Theres something magical about pink and red together. It shouldn’t work but it totally does. And there’s something magical about this jersey. It’s another fabric that we got for a work project (out next week) and I ended up buying my own, obsessed with it!! Its such good quality, it had to be done. I wore the top to the office on a particularly bloated and tired day and someone told me I looked great. That made me like the magical top even more. Funny how easy swayed I am!
The jersey is thick enough to sit smoothly on the body but light enough to still feel like a t-shirt, it’s also holding colour perfectly after a few washes and showing no signs of wear. It’s from Bloomsbury Square linked here and is nearly sold out. There’s a similar fabric here at Cornish Haberdashery and also here at Bobbins and Buttons! I’m pretty chuffed with my stripe matching and overlocking/top-stitching. As you can see below I always try and land my twin needle stitches just on the edge of the folded under seam allowance so it looks like a cover-stitched finish… until the day I can afford one. I also added to heat transfer patches to the chest I got from China because the colours match perfectly!
Back to the top! This is my fourth version of M7322 but first blogged. Sorry about that. But all four are striped and all matched at the side seams, sleeve seams and magically on some of the armhole. You can achieve armhole matching too if you use this pattern and an evenly stripe fabric. The armhole and sleeve are the perfect gradient/curve to ease the stripes together. Intrigued? Read on
On many patterns the sleeve head is aggressively shaped, curving at an incline that doesn’t match the gentle curve of the armhole.

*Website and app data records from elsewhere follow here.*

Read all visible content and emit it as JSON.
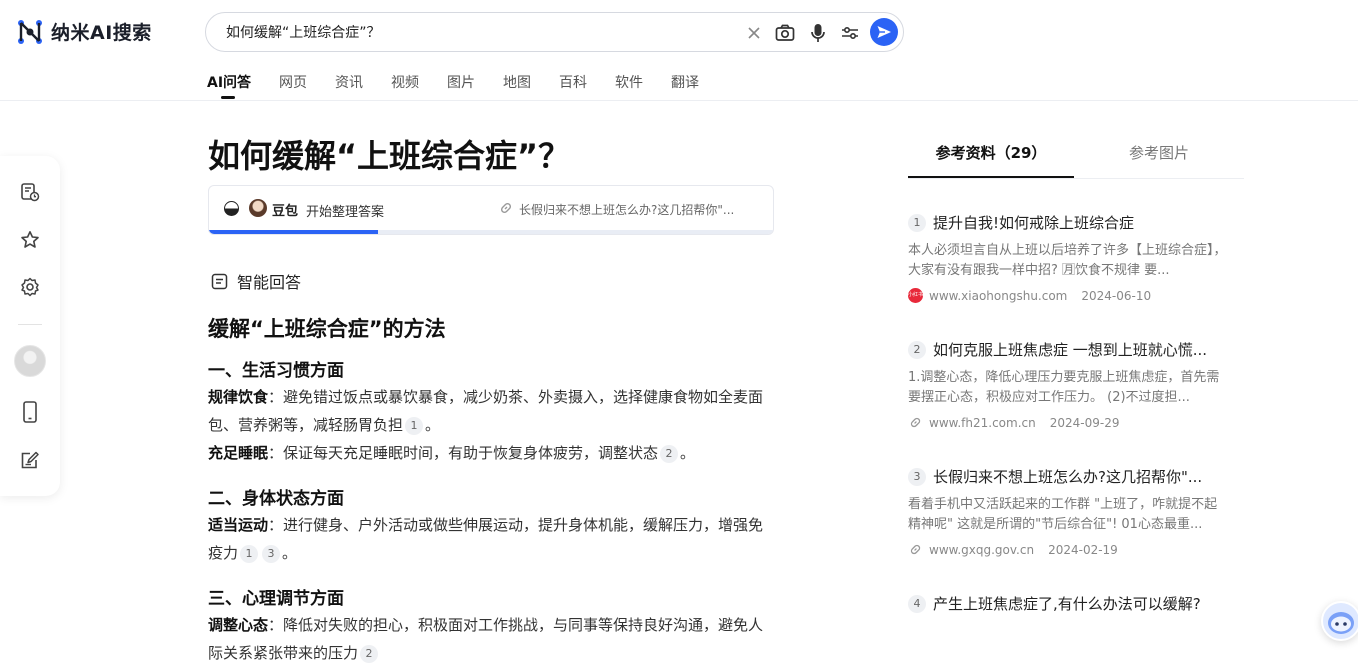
{
  "header": {
    "logo_text": "纳米AI搜索",
    "search": {
      "value": "如何缓解“上班综合症”？"
    },
    "tabs": [
      "AI问答",
      "网页",
      "资讯",
      "视频",
      "图片",
      "地图",
      "百科",
      "软件",
      "翻译"
    ],
    "active_tab": "AI问答"
  },
  "main": {
    "question_title": "如何缓解“上班综合症”？",
    "progress": {
      "model_name": "豆包",
      "status": "开始整理答案",
      "source_text": "长假归来不想上班怎么办?这几招帮你\"...",
      "fraction": 0.3
    },
    "answer_label": "智能回答",
    "answer_heading": "缓解“上班综合症”的方法",
    "sections": [
      {
        "heading": "一、生活习惯方面",
        "items": [
          {
            "term": "规律饮食",
            "text": "：避免错过饭点或暴饮暴食，减少奶茶、外卖摄入，选择健康食物如全麦面包、营养粥等，减轻肠胃负担",
            "cites": [
              "1"
            ],
            "end": "。"
          },
          {
            "term": "充足睡眠",
            "text": "：保证每天充足睡眠时间，有助于恢复身体疲劳，调整状态",
            "cites": [
              "2"
            ],
            "end": "。"
          }
        ]
      },
      {
        "heading": "二、身体状态方面",
        "items": [
          {
            "term": "适当运动",
            "text": "：进行健身、户外活动或做些伸展运动，提升身体机能，缓解压力，增强免疫力",
            "cites": [
              "1",
              "3"
            ],
            "end": "。"
          }
        ]
      },
      {
        "heading": "三、心理调节方面",
        "items": [
          {
            "term": "调整心态",
            "text": "：降低对失败的担心，积极面对工作挑战，与同事等保持良好沟通，避免人际关系紧张带来的压力",
            "cites": [
              "2"
            ],
            "end": ""
          }
        ]
      }
    ]
  },
  "references": {
    "tab_refs": "参考资料（29）",
    "tab_images": "参考图片",
    "items": [
      {
        "num": "1",
        "title": "提升自我!如何戒除上班综合症",
        "snippet": "本人必须坦言自从上班以后培养了许多【上班综合症】，大家有没有跟我一样中招? 🈷饮食不规律 要...",
        "site": "www.xiaohongshu.com",
        "date": "2024-06-10",
        "favicon": "小红书"
      },
      {
        "num": "2",
        "title": "如何克服上班焦虑症 一想到上班就心慌...",
        "snippet": "1.调整心态，降低心理压力要克服上班焦虑症，首先需要摆正心态，积极应对工作压力。 (2)不过度担...",
        "site": "www.fh21.com.cn",
        "date": "2024-09-29",
        "favicon": ""
      },
      {
        "num": "3",
        "title": "长假归来不想上班怎么办?这几招帮你\"...",
        "snippet": "看着手机中又活跃起来的工作群 \"上班了，咋就提不起精神呢\" 这就是所谓的\"节后综合征\"! 01心态最重...",
        "site": "www.gxqg.gov.cn",
        "date": "2024-02-19",
        "favicon": ""
      },
      {
        "num": "4",
        "title": "产生上班焦虑症了,有什么办法可以缓解?"
      }
    ]
  },
  "colors": {
    "accent": "#2b63f5",
    "text": "#222222",
    "muted": "#777777",
    "brand_red": "#e8293a"
  }
}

Does that make sense? But not this one.
First…. Use a stripe layout, matching the underarm points of the front and back bodice and sleeves with the same part of the stripe. Sew your bodices together and your sleeve seams, matching your stripes. You’ll ned to pin every stripe together if you want a flawless match. Now everything should start to come together ready to make the sleeves…
Turn both your sleeves and bodice WS out and mark the seam allowance at the armhole in air-erasable or water-soluble marker. You should be able to match the first few visible stripes on the front bodice above the sleeve seam as you see above.

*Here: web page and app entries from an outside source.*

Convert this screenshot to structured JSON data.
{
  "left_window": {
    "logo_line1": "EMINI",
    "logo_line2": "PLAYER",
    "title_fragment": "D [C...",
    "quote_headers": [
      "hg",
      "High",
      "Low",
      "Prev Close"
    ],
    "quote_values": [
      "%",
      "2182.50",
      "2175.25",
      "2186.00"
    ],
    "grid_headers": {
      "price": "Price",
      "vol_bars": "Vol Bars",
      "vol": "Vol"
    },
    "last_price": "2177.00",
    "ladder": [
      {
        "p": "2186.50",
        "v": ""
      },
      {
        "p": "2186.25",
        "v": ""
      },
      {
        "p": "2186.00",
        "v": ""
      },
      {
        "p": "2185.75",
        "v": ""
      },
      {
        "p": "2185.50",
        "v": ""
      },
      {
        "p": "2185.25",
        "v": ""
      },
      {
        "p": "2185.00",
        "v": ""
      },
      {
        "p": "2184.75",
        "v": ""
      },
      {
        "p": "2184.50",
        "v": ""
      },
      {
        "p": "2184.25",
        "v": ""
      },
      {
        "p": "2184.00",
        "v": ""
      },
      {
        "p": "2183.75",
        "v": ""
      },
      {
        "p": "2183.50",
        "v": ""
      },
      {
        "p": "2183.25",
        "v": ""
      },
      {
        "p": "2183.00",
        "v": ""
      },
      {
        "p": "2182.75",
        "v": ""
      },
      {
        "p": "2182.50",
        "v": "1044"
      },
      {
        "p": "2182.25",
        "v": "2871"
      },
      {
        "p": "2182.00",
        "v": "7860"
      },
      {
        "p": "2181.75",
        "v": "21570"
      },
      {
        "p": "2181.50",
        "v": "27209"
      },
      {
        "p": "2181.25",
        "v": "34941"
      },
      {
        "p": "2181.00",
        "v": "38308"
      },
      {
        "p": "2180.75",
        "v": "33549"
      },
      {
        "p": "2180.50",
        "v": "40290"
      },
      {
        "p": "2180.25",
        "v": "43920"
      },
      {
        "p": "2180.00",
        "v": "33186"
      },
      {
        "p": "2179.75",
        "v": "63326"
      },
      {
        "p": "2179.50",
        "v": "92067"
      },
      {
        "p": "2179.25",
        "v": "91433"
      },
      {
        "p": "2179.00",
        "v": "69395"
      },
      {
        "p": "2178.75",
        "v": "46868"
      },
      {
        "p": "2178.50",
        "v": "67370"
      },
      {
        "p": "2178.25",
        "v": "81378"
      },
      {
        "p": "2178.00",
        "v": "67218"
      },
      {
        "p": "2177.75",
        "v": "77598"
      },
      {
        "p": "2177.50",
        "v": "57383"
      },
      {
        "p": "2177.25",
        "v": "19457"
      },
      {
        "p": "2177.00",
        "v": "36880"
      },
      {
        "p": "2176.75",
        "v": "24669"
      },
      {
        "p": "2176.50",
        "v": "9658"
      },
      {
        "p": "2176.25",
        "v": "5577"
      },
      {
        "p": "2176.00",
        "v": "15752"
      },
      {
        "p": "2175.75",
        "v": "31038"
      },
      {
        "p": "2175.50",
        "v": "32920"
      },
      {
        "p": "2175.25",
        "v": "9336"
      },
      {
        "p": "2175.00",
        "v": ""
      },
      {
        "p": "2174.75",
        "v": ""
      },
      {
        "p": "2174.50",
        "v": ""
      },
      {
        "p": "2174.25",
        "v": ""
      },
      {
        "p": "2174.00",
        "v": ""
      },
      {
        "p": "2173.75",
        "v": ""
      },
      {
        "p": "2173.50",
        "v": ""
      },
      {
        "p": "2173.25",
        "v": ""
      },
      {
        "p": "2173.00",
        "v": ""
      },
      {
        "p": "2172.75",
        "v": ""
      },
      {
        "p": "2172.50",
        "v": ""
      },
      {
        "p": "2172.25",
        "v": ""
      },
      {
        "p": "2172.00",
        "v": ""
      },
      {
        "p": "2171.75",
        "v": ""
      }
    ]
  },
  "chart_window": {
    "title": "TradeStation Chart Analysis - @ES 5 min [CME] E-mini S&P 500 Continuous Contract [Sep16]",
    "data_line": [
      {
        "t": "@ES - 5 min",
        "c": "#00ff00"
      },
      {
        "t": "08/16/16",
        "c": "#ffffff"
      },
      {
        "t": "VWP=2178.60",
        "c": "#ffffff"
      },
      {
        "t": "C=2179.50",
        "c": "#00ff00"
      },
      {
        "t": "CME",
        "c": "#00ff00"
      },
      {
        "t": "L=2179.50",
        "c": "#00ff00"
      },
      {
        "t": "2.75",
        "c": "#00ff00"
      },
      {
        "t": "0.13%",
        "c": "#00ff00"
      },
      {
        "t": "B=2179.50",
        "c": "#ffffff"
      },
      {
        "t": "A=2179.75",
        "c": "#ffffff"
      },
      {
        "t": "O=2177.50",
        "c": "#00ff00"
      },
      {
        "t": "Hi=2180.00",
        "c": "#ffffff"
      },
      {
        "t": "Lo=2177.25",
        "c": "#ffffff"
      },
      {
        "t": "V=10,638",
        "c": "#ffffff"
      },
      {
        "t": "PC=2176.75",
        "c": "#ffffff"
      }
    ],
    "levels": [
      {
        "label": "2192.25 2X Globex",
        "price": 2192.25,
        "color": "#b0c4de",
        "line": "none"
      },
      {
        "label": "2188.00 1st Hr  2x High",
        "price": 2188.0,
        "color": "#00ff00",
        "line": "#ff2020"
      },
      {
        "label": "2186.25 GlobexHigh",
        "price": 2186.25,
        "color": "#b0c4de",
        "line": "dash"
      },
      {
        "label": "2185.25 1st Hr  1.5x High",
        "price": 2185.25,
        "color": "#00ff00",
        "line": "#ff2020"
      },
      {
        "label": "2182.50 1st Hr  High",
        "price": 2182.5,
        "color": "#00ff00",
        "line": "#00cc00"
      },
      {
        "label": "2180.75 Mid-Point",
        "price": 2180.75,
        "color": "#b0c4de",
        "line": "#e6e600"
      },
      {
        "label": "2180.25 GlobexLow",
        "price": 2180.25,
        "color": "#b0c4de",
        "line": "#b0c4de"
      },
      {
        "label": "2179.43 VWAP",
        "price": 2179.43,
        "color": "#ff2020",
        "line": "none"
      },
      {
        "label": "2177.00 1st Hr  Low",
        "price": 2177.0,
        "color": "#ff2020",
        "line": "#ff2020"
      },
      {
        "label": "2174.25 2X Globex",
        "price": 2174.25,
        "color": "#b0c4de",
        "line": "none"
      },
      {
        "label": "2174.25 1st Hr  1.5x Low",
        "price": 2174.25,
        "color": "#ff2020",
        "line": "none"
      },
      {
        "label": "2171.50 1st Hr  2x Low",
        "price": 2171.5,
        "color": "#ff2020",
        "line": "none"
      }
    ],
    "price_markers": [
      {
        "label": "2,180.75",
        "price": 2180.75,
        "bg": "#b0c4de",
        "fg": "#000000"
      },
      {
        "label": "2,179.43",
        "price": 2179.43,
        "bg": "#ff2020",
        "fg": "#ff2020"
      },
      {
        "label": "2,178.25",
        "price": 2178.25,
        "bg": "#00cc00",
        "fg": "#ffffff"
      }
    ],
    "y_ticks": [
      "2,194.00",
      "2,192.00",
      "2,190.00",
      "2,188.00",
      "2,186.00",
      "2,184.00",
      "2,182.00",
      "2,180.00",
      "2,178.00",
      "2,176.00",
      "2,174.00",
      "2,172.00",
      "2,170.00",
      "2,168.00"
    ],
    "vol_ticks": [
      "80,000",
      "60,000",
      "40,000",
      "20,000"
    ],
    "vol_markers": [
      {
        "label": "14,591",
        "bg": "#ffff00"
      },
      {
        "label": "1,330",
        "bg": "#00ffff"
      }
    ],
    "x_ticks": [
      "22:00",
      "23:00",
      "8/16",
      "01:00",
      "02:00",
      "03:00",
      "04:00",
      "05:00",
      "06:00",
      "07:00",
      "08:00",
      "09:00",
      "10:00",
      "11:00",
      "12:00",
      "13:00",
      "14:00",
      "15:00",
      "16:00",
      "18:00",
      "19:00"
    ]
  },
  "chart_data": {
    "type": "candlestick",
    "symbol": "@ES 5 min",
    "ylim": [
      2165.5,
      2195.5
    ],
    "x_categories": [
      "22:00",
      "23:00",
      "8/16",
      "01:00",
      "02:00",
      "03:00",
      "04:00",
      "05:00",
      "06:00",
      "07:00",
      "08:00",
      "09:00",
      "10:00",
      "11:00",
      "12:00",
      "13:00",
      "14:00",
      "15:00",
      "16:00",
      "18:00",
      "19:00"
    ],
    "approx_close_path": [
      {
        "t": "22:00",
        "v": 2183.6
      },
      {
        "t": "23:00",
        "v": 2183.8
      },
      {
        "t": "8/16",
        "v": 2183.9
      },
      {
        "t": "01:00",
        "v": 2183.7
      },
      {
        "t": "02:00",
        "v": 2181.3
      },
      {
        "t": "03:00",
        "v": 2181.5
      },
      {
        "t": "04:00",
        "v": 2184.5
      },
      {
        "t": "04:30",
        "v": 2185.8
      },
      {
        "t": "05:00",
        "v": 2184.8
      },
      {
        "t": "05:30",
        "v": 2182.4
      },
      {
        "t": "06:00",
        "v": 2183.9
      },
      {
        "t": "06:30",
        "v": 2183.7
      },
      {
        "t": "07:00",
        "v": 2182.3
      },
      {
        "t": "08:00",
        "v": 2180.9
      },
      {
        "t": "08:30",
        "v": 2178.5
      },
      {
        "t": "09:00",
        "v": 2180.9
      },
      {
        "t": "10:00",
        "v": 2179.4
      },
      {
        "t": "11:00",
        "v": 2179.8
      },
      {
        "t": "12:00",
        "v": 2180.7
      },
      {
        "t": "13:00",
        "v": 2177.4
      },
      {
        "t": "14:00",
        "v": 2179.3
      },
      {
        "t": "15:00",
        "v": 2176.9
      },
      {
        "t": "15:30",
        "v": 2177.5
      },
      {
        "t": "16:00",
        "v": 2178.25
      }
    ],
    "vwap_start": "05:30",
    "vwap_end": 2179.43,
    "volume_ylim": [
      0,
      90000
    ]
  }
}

In all your stripe matching here is a quick note, you’re not aligning the stripes RST, just matching points at the seam line if that makes sense. The stripes won’t always match in the seam allowance area. The goal is to cross perfectly at the seam line. Pin both horizontally and vertically then quickly tack stitch this area of the armhole by hand if you want guaranteed success.
Here’s a peek of the top out on a day trip to Salt’s Mill in Saltaire. This amazing historic town was custom built by the mill owner so his workers had somewhere to live. The area is now grade listed and the mill is the home to a David Hockney gallery and amazing cafe plus lots more. As well as the mill we like walking by the canal, stopping at the barge that sells ice cream and visiting the park! It’s a great day out. Ahhh how much I already miss summer!! Watch this space for a cheeky kitten top…

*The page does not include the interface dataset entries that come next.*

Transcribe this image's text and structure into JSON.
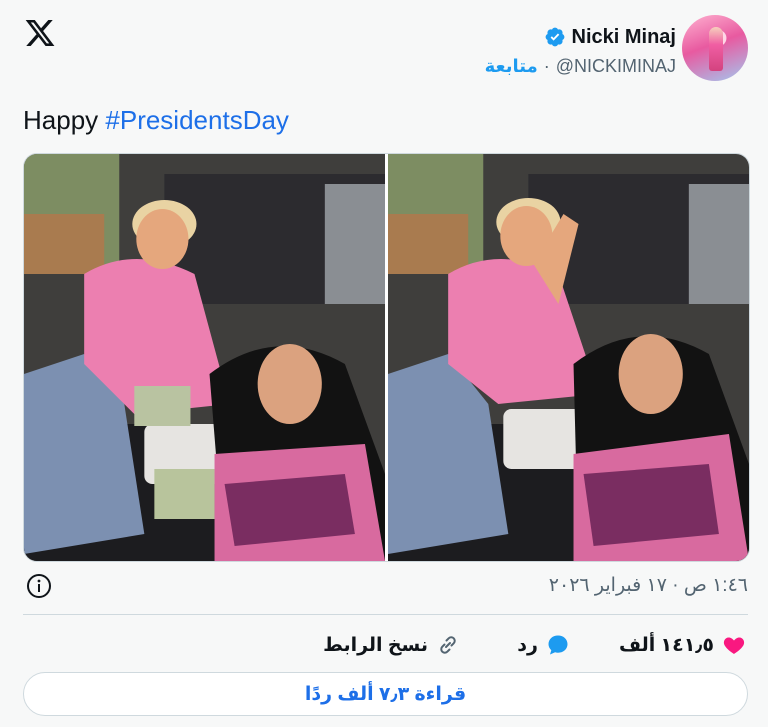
{
  "post": {
    "author": {
      "display_name": "Nicki Minaj",
      "handle": "@NICKIMINAJ",
      "verified": true,
      "follow_label": "متابعة",
      "separator": "·"
    },
    "text": {
      "plain": "Happy ",
      "hashtag": "#PresidentsDay"
    },
    "media": [
      {
        "name": "photo-1",
        "description": "car selfie photo"
      },
      {
        "name": "photo-2",
        "description": "car selfie photo"
      }
    ],
    "timestamp": "١:٤٦ ص · ١٧ فبراير ٢٠٢٦",
    "actions": {
      "like_count": "١٤١٫٥ ألف",
      "reply_label": "رد",
      "copy_link_label": "نسخ الرابط"
    },
    "read_replies_label": "قراءة ٧٫٣ ألف ردًا"
  },
  "icons": {
    "logo": "x-logo-icon",
    "verified": "verified-badge-icon",
    "info": "info-icon",
    "like": "heart-icon",
    "reply": "reply-bubble-icon",
    "copy": "link-icon"
  },
  "colors": {
    "accent": "#1d9bf0",
    "link": "#1d6fe8",
    "like": "#f91880",
    "muted": "#536471",
    "background": "#f7f8f8"
  }
}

Hello everyone! This post is going up while I’m away in France. I thought a little blogging would keep me distracted in the run up to the wedding so I scheduled a few posts. I’m sure the wedding was [insert a phrase here]. Hehe just kidding. I won’t try and guess but I’m hoping it was sunny and merry and full of dancing.
This Art Gallery Fabrics organic canvas print was a stash points splurge from Village Haberdashery two years ago. Yes I’m afraid this dress has been finished quite a while. The print is quite large but very fun and the canvas is just on the cusp of being unmanageable for dressmaking with its weight and lack of drape. It’s from the Hello Ollie collection and is called Swanlings Bevy in colour “Nightfall”. There’s still some left here!
This is Vogue 1102. You thought I was done with this pattern? Well THINK AGAIN! I needed to find a style that would work with the canvas and the structured bodice was a great fit. The skirt is perhaps a little bulky but it flares out in a really pleasing way while being worn that I don’t care if it’s unflattering from another person’s viewpoint.
As you may remember I drafted a higher back bodice and this let’s me wear a bra (essential) but still keeps that glorious exposure at the back. That sounds a bit ruder than I intended doesn’t it! I think the finish at the top of the zipper is so neat given the bulky canvas used. Trimming the top of the zipper is key and not being afraid to trim a lot of the tape. I also lengthened the empire line so it sits at the waist which works better with the gathered skirt. I think this is my last un-blogged version of this dress now! Or should I say… for now!
I originally photographed this dress on the garden while I had my glorious perm. Look how happy I look even in this screen preview. Hair of my dreams!! Then when the perm was ruined, I fell out of love with the photos… So sad. Renata came to my rescue with a few snaps in the studio though.
Don’t worry about this being a scheduled post, I’d still love to hear your comments on the post or over on social media. I honestly don’t mind if people read the post here and go over to Instagram to send me a message because the conversation is still going, just in a different location! Chat to you soon xx